Saturday, March 27, 2010


I thought I'd take a second and talk about the place I work at (YBM ECC) because it's really quite amazing.  I know in the graduation post I was taken in by the spectacle of the occasion, but the school I work at is really a nice place and they are totally succeeding at teaching children how to speak English despite not having reinforcement from the outside world.  I used to wonder why it was Koreans expended so much energy and money to bring English speaking foreigners to their country to learn a language they have sufficient resources to teach.  They have books, CD's, television, media, and all the grammar you could shake a stick at, so why do they need us?  I got my answer yesterday.
Yesterday was cooking class day where the kids got to make a dish and learn about English words related to cooking.  Christine, one of the supervisors at the school, was leading the class and I was the helper.  At the beginning, I explained what each ingredient was, for instance, "These are eggs" or "These are carrots", teaching the children all the words for the ingredients and also to teach them words like "cut", "stir", "fry" so that they could connect the word to something in real life.  One of my students, his English name is Tony, is 4 years old and he is adorable and quite smart.  His neighbor is a family of foreigners and he plays with their kid and learns English while doing so.  In fact, his Korean neighbors saw him doing that and enrolled their children at ECC.  Tony was chopping some vegetables (with a plastic knife of course), and then pointed at a stick of butter and said "Teacher what is this?".  First off, I love the fact that Tony makes very few grammatical mistakes, even less as of late, and doesn't say "Teacher this is what?" like the other Korean children do.  I turned to Tony and said "This is butter."  He repeated the word, thought for a moment, and looked up at me and said.

"Teacher I don't know Korean this.  I don't know this."

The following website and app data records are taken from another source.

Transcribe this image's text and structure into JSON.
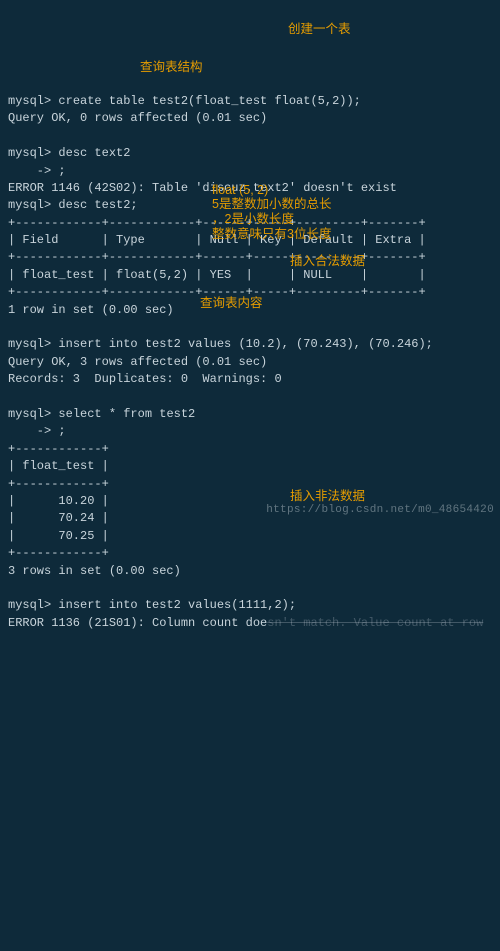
{
  "prompt": "mysql>",
  "cont": "    ->",
  "stmt": {
    "create": "create table test2(float_test float(5,2));",
    "create_ok": "Query OK, 0 rows affected (0.01 sec)",
    "desc_wrong": "desc text2",
    "semi": ";",
    "err_1146": "ERROR 1146 (42S02): Table 'discuz.text2' doesn't exist",
    "desc_right": "desc test2;",
    "insert1": "insert into test2 values (10.2), (70.243), (70.246);",
    "insert1_ok": "Query OK, 3 rows affected (0.01 sec)",
    "insert1_info": "Records: 3  Duplicates: 0  Warnings: 0",
    "select": "select * from test2",
    "rows1": "1 row in set (0.00 sec)",
    "rows3": "3 rows in set (0.00 sec)",
    "insert2": "insert into test2 values(1111,2);",
    "err_1136": "ERROR 1136 (21S01): Column count doe"
  },
  "desc_table": {
    "sep": "+------------+------------+------+-----+---------+-------+",
    "hdr": "| Field      | Type       | Null | Key | Default | Extra |",
    "row": "| float_test | float(5,2) | YES  |     | NULL    |       |"
  },
  "result_table": {
    "sep": "+------------+",
    "hdr": "| float_test |",
    "r1": "|      10.20 |",
    "r2": "|      70.24 |",
    "r3": "|      70.25 |"
  },
  "ann": {
    "create": "创建一个表",
    "desc": "查询表结构",
    "float_spec": "float (5, 2)",
    "float_l1": "5是整数加小数的总长",
    "float_l2": "，2是小数长度",
    "float_l3": "整数意味只有3位长度",
    "insert_ok": "插入合法数据",
    "select": "查询表内容",
    "insert_bad": "插入非法数据"
  },
  "watermark": "https://blog.csdn.net/m0_48654420",
  "strike": "sn't match. Value count at row"
}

I was flabbergasted.  Butter?  You don't know butter? It's butter.  To Westerners it's like air.  How do you live without butter?  Even in Korean it's the same word because it's a loan word, although they pronounce it like "Buttaw".  Tony just had never really gotten an up close look at butter at home, possibly because his mom uses sesame seed oil or soybean oil to cook with rather than butter.  I then began to re-evaluate my experience teaching thus far and realized, without me the children would miss out on a lot of things.  They have only limited experience when they just stay in the confines of their country.  I can explain things the Korean teachers simply don't know.  I can look at something and tell you what it is, pronounce things correctly all the time, give the correct spelling, but also, and more importantly, the kids have a chance to interact with me and learn how I'm different than what they're used to.

For example, yesterday I got haircut, and when I get a haircut the kids go wild.  There is a word in Korean, "Bakbagee", which means like short haired or bald, I can't figure out which.  When I get my hair cut I'm "Bakbagee teacher" because my hair is ultra short and they're not used to it.  They also run up to me and rub my head so they can feel it.  I get a similar reaction when I grow my hair long.  One kid in my evening class, he's almost middle school age, looked straight at my afro and was like 

"Teacher, I know you're human because you're talking to me, but..." 
"But what George?" 

I'm not just talking about the culture shock.  It's also important for the kids to learn that other people in the world don't speak Korean.  It's actually the first step to language learning, to not just know it on a logical level, but to really get it into the instinctive part of your brain that your language is just meaningless sound to most other people in the world.  For instance, my homeroom class, the kids I see the most often, were complete English beginners when they first started in January.  They didn't even know the words "Yes" and "No".  Two of my students are fraternal twins, their English names are Rachel and Allison, and on their first day of class they thought I was an idiot because they'd say things in Korean and I had no idea what they said (well, even if I did I didn't let them know). They got frustrated in class, but about a week later, I heard them talking and Rachel was saying her mother had told her that I only speak English and Korean just doesn't work.  Children will believe what their parents say wholeheartedly, so from that day on, they never talked to me in Korean again unless they were really excited.  Whenever they talked to me, it'd be in whatever English they knew, even if it was just listing off all the animals or colors they knew.  "Jon Teacher, Apple tree.  Jon Teacher, Bear."  Once I started paying attention and examining the children more closely, every child who I thought wasn't learning was able to start making progress once they made this connection.

The field trips are even educational but fun.  We recently went to a place called "Can Village" where the kids learn about recycling.  They go through a hands on museum, see pieces of art made out of recycled material, and learn all about keeping the environment safe.

As you can see they're enthralled.
The museum was really great in that it made recycling fun for the kids.  They got to see a couple movies, take some pictures, play some recycling games, and they even got to practice how to sort out their garbage and put it in the right container.  

Recycling is fun kids!
All in all my experiences at the school, while tiring sometimes, have been great.  A lot of times I just feel that some kids are too young to be stuck in a classroom for hours and some of them just don't have the temperament.  But I think they figure a way to cope and make it through the day, largely by acting like crazed animals when it's my turn to teach because I can't yell at them in Korean, although one day I did which surprised the crap out of them.  That was a good day.